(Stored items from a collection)
━━━━━━━━━━━━━━━━━━━━

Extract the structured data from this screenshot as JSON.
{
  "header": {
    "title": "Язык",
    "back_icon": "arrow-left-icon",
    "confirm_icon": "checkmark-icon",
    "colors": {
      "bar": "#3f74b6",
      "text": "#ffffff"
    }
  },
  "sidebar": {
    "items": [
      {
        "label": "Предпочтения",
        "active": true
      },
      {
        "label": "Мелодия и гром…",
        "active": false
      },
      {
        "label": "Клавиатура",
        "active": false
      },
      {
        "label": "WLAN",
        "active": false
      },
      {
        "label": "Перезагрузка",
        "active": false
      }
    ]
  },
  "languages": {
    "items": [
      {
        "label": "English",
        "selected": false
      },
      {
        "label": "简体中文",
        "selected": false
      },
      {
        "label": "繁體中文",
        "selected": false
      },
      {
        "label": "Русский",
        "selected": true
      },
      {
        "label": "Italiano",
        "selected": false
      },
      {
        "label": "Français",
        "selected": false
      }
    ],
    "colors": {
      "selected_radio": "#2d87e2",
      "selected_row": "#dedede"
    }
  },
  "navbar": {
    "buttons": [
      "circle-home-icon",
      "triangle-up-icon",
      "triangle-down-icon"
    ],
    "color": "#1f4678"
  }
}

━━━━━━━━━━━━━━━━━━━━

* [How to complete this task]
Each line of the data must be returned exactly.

* [Your solution]
Extract the structured data from this screenshot as JSON.
{
  "header": {
    "title": "Язык",
    "back_icon": "arrow-left-icon",
    "confirm_icon": "checkmark-icon",
    "colors": {
      "bar": "#3f74b6",
      "text": "#ffffff"
    }
  },
  "sidebar": {
    "items": [
      {
        "label": "Предпочтения",
        "active": true
      },
      {
        "label": "Мелодия и гром…",
        "active": false
      },
      {
        "label": "Клавиатура",
        "active": false
      },
      {
        "label": "WLAN",
        "active": false
      },
      {
        "label": "Перезагрузка",
        "active": false
      }
    ]
  },
  "languages": {
    "items": [
      {
        "label": "English",
        "selected": false
      },
      {
        "label": "简体中文",
        "selected": false
      },
      {
        "label": "繁體中文",
        "selected": false
      },
      {
        "label": "Русский",
        "selected": true
      },
      {
        "label": "Italiano",
        "selected": false
      },
      {
        "label": "Français",
        "selected": false
      }
    ],
    "colors": {
      "selected_radio": "#2d87e2",
      "selected_row": "#dedede"
    }
  },
  "navbar": {
    "buttons": [
      "circle-home-icon",
      "triangle-up-icon",
      "triangle-down-icon"
    ],
    "color": "#1f4678"
  }
}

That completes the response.